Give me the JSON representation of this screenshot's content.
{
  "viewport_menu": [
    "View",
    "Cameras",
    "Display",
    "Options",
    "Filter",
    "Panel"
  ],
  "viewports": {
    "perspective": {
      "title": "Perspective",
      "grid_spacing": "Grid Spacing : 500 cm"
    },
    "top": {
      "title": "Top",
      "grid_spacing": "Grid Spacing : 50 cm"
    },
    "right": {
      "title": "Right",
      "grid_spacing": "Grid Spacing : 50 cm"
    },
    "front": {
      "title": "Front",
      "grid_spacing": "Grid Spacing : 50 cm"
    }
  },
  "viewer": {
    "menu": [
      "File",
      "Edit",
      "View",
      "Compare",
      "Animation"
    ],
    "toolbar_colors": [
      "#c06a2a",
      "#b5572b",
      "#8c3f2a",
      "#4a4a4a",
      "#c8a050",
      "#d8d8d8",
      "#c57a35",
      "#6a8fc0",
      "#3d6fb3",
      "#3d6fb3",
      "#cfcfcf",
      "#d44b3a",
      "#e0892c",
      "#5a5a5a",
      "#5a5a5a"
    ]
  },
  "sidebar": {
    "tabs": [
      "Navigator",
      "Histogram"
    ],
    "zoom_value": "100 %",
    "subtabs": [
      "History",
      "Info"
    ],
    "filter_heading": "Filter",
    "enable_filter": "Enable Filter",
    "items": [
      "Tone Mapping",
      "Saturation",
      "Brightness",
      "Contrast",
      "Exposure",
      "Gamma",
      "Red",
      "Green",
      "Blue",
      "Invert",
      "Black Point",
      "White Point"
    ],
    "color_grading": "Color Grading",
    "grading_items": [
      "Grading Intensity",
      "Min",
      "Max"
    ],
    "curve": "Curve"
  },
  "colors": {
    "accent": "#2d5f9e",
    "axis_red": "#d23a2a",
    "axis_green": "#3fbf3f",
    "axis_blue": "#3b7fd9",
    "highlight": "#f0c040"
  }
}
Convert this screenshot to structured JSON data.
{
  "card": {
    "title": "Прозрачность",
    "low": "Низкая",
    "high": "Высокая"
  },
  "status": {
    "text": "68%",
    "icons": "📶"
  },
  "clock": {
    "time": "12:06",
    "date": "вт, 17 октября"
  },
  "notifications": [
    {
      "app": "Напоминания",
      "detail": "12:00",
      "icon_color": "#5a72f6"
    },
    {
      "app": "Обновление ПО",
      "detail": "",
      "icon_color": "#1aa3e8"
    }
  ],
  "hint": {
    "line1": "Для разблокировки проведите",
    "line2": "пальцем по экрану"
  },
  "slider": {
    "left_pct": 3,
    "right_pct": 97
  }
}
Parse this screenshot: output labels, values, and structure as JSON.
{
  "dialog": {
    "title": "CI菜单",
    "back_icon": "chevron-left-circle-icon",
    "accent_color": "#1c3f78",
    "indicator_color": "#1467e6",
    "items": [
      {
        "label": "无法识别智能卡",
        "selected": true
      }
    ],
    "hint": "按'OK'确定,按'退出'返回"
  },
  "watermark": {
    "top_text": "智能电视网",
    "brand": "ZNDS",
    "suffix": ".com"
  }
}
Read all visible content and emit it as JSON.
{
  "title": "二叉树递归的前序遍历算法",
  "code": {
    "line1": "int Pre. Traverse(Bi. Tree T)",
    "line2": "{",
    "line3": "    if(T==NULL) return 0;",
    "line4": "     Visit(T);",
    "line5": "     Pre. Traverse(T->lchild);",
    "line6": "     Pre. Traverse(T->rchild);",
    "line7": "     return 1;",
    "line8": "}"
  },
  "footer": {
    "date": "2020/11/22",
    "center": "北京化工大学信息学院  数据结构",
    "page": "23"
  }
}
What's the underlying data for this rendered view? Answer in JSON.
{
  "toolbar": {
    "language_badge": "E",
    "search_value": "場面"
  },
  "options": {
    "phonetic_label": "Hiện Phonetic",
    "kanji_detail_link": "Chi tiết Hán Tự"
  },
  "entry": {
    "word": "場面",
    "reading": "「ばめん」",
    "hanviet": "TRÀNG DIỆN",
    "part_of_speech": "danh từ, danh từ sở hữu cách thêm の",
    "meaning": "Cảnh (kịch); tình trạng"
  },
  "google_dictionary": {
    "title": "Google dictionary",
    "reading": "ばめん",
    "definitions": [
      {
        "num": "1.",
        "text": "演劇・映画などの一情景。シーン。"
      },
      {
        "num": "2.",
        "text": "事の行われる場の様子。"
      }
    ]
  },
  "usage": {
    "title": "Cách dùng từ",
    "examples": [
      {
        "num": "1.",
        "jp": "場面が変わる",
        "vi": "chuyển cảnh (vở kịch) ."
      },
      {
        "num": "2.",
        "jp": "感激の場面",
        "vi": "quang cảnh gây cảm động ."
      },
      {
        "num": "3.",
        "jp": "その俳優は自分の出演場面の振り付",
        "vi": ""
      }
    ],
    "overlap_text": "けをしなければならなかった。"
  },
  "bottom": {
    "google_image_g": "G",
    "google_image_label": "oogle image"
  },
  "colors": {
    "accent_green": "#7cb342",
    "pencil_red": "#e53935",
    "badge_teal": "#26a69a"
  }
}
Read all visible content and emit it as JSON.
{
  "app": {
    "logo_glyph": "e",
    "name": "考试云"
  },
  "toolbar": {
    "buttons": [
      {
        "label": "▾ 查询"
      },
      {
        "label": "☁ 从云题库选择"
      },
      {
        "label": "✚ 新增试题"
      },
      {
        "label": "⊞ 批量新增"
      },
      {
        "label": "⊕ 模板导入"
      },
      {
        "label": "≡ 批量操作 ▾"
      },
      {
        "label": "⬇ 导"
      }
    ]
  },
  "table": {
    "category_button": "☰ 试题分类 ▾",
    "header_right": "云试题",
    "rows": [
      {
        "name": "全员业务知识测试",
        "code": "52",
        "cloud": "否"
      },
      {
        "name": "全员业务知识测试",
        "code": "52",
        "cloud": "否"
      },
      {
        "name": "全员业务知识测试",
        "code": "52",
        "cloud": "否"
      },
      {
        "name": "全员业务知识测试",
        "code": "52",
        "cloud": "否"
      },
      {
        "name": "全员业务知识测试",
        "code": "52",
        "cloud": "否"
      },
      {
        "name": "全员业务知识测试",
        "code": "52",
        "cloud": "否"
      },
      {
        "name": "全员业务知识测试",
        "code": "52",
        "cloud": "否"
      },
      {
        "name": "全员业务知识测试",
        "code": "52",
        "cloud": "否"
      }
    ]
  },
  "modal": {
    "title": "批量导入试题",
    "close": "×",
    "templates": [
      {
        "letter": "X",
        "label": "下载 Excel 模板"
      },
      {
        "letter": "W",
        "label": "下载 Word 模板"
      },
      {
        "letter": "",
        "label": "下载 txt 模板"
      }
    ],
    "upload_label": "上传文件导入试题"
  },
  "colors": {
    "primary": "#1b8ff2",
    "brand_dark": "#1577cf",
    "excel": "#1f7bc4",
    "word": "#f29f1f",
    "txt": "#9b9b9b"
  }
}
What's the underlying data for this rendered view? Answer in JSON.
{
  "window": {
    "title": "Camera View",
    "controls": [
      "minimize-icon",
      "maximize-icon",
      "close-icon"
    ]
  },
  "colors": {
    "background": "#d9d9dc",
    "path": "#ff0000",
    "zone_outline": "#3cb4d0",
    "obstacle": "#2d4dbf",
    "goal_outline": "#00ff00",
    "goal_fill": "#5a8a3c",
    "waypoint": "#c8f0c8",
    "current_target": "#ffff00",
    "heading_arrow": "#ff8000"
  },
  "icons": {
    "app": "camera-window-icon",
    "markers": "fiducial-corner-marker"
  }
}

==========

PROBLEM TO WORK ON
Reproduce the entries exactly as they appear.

RESULT OF THE EXERCISE
Give me the JSON representation of this screenshot's content.
{
  "viewport_menu": [
    "View",
    "Cameras",
    "Display",
    "Options",
    "Filter",
    "Panel"
  ],
  "viewports": {
    "perspective": {
      "title": "Perspective",
      "grid_spacing": "Grid Spacing : 500 cm"
    },
    "top": {
      "title": "Top",
      "grid_spacing": "Grid Spacing : 50 cm"
    },
    "right": {
      "title": "Right",
      "grid_spacing": "Grid Spacing : 50 cm"
    },
    "front": {
      "title": "Front",
      "grid_spacing": "Grid Spacing : 50 cm"
    }
  },
  "viewer": {
    "menu": [
      "File",
      "Edit",
      "View",
      "Compare",
      "Animation"
    ],
    "toolbar_colors": [
      "#c06a2a",
      "#b5572b",
      "#8c3f2a",
      "#4a4a4a",
      "#c8a050",
      "#d8d8d8",
      "#c57a35",
      "#6a8fc0",
      "#3d6fb3",
      "#3d6fb3",
      "#cfcfcf",
      "#d44b3a",
      "#e0892c",
      "#5a5a5a",
      "#5a5a5a"
    ]
  },
  "sidebar": {
    "tabs": [
      "Navigator",
      "Histogram"
    ],
    "zoom_value": "100 %",
    "subtabs": [
      "History",
      "Info"
    ],
    "filter_heading": "Filter",
    "enable_filter": "Enable Filter",
    "items": [
      "Tone Mapping",
      "Saturation",
      "Brightness",
      "Contrast",
      "Exposure",
      "Gamma",
      "Red",
      "Green",
      "Blue",
      "Invert",
      "Black Point",
      "White Point"
    ],
    "color_grading": "Color Grading",
    "grading_items": [
      "Grading Intensity",
      "Min",
      "Max"
    ],
    "curve": "Curve"
  },
  "colors": {
    "accent": "#2d5f9e",
    "axis_red": "#d23a2a",
    "axis_green": "#3fbf3f",
    "axis_blue": "#3b7fd9",
    "highlight": "#f0c040"
  }
}
Convert this screenshot to structured JSON data.
{
  "card": {
    "title": "Прозрачность",
    "low": "Низкая",
    "high": "Высокая"
  },
  "status": {
    "text": "68%",
    "icons": "📶"
  },
  "clock": {
    "time": "12:06",
    "date": "вт, 17 октября"
  },
  "notifications": [
    {
      "app": "Напоминания",
      "detail": "12:00",
      "icon_color": "#5a72f6"
    },
    {
      "app": "Обновление ПО",
      "detail": "",
      "icon_color": "#1aa3e8"
    }
  ],
  "hint": {
    "line1": "Для разблокировки проведите",
    "line2": "пальцем по экрану"
  },
  "slider": {
    "left_pct": 3,
    "right_pct": 97
  }
}
Parse this screenshot: output labels, values, and structure as JSON.
{
  "dialog": {
    "title": "CI菜单",
    "back_icon": "chevron-left-circle-icon",
    "accent_color": "#1c3f78",
    "indicator_color": "#1467e6",
    "items": [
      {
        "label": "无法识别智能卡",
        "selected": true
      }
    ],
    "hint": "按'OK'确定,按'退出'返回"
  },
  "watermark": {
    "top_text": "智能电视网",
    "brand": "ZNDS",
    "suffix": ".com"
  }
}
Read all visible content and emit it as JSON.
{
  "title": "二叉树递归的前序遍历算法",
  "code": {
    "line1": "int Pre. Traverse(Bi. Tree T)",
    "line2": "{",
    "line3": "    if(T==NULL) return 0;",
    "line4": "     Visit(T);",
    "line5": "     Pre. Traverse(T->lchild);",
    "line6": "     Pre. Traverse(T->rchild);",
    "line7": "     return 1;",
    "line8": "}"
  },
  "footer": {
    "date": "2020/11/22",
    "center": "北京化工大学信息学院  数据结构",
    "page": "23"
  }
}
What's the underlying data for this rendered view? Answer in JSON.
{
  "toolbar": {
    "language_badge": "E",
    "search_value": "場面"
  },
  "options": {
    "phonetic_label": "Hiện Phonetic",
    "kanji_detail_link": "Chi tiết Hán Tự"
  },
  "entry": {
    "word": "場面",
    "reading": "「ばめん」",
    "hanviet": "TRÀNG DIỆN",
    "part_of_speech": "danh từ, danh từ sở hữu cách thêm の",
    "meaning": "Cảnh (kịch); tình trạng"
  },
  "google_dictionary": {
    "title": "Google dictionary",
    "reading": "ばめん",
    "definitions": [
      {
        "num": "1.",
        "text": "演劇・映画などの一情景。シーン。"
      },
      {
        "num": "2.",
        "text": "事の行われる場の様子。"
      }
    ]
  },
  "usage": {
    "title": "Cách dùng từ",
    "examples": [
      {
        "num": "1.",
        "jp": "場面が変わる",
        "vi": "chuyển cảnh (vở kịch) ."
      },
      {
        "num": "2.",
        "jp": "感激の場面",
        "vi": "quang cảnh gây cảm động ."
      },
      {
        "num": "3.",
        "jp": "その俳優は自分の出演場面の振り付",
        "vi": ""
      }
    ],
    "overlap_text": "けをしなければならなかった。"
  },
  "bottom": {
    "google_image_g": "G",
    "google_image_label": "oogle image"
  },
  "colors": {
    "accent_green": "#7cb342",
    "pencil_red": "#e53935",
    "badge_teal": "#26a69a"
  }
}
Read all visible content and emit it as JSON.
{
  "app": {
    "logo_glyph": "e",
    "name": "考试云"
  },
  "toolbar": {
    "buttons": [
      {
        "label": "▾ 查询"
      },
      {
        "label": "☁ 从云题库选择"
      },
      {
        "label": "✚ 新增试题"
      },
      {
        "label": "⊞ 批量新增"
      },
      {
        "label": "⊕ 模板导入"
      },
      {
        "label": "≡ 批量操作 ▾"
      },
      {
        "label": "⬇ 导"
      }
    ]
  },
  "table": {
    "category_button": "☰ 试题分类 ▾",
    "header_right": "云试题",
    "rows": [
      {
        "name": "全员业务知识测试",
        "code": "52",
        "cloud": "否"
      },
      {
        "name": "全员业务知识测试",
        "code": "52",
        "cloud": "否"
      },
      {
        "name": "全员业务知识测试",
        "code": "52",
        "cloud": "否"
      },
      {
        "name": "全员业务知识测试",
        "code": "52",
        "cloud": "否"
      },
      {
        "name": "全员业务知识测试",
        "code": "52",
        "cloud": "否"
      },
      {
        "name": "全员业务知识测试",
        "code": "52",
        "cloud": "否"
      },
      {
        "name": "全员业务知识测试",
        "code": "52",
        "cloud": "否"
      },
      {
        "name": "全员业务知识测试",
        "code": "52",
        "cloud": "否"
      }
    ]
  },
  "modal": {
    "title": "批量导入试题",
    "close": "×",
    "templates": [
      {
        "letter": "X",
        "label": "下载 Excel 模板"
      },
      {
        "letter": "W",
        "label": "下载 Word 模板"
      },
      {
        "letter": "",
        "label": "下载 txt 模板"
      }
    ],
    "upload_label": "上传文件导入试题"
  },
  "colors": {
    "primary": "#1b8ff2",
    "brand_dark": "#1577cf",
    "excel": "#1f7bc4",
    "word": "#f29f1f",
    "txt": "#9b9b9b"
  }
}
What's the underlying data for this rendered view? Answer in JSON.
{
  "window": {
    "title": "Camera View",
    "controls": [
      "minimize-icon",
      "maximize-icon",
      "close-icon"
    ]
  },
  "colors": {
    "background": "#d9d9dc",
    "path": "#ff0000",
    "zone_outline": "#3cb4d0",
    "obstacle": "#2d4dbf",
    "goal_outline": "#00ff00",
    "goal_fill": "#5a8a3c",
    "waypoint": "#c8f0c8",
    "current_target": "#ffff00",
    "heading_arrow": "#ff8000"
  },
  "icons": {
    "app": "camera-window-icon",
    "markers": "fiducial-corner-marker"
  }
}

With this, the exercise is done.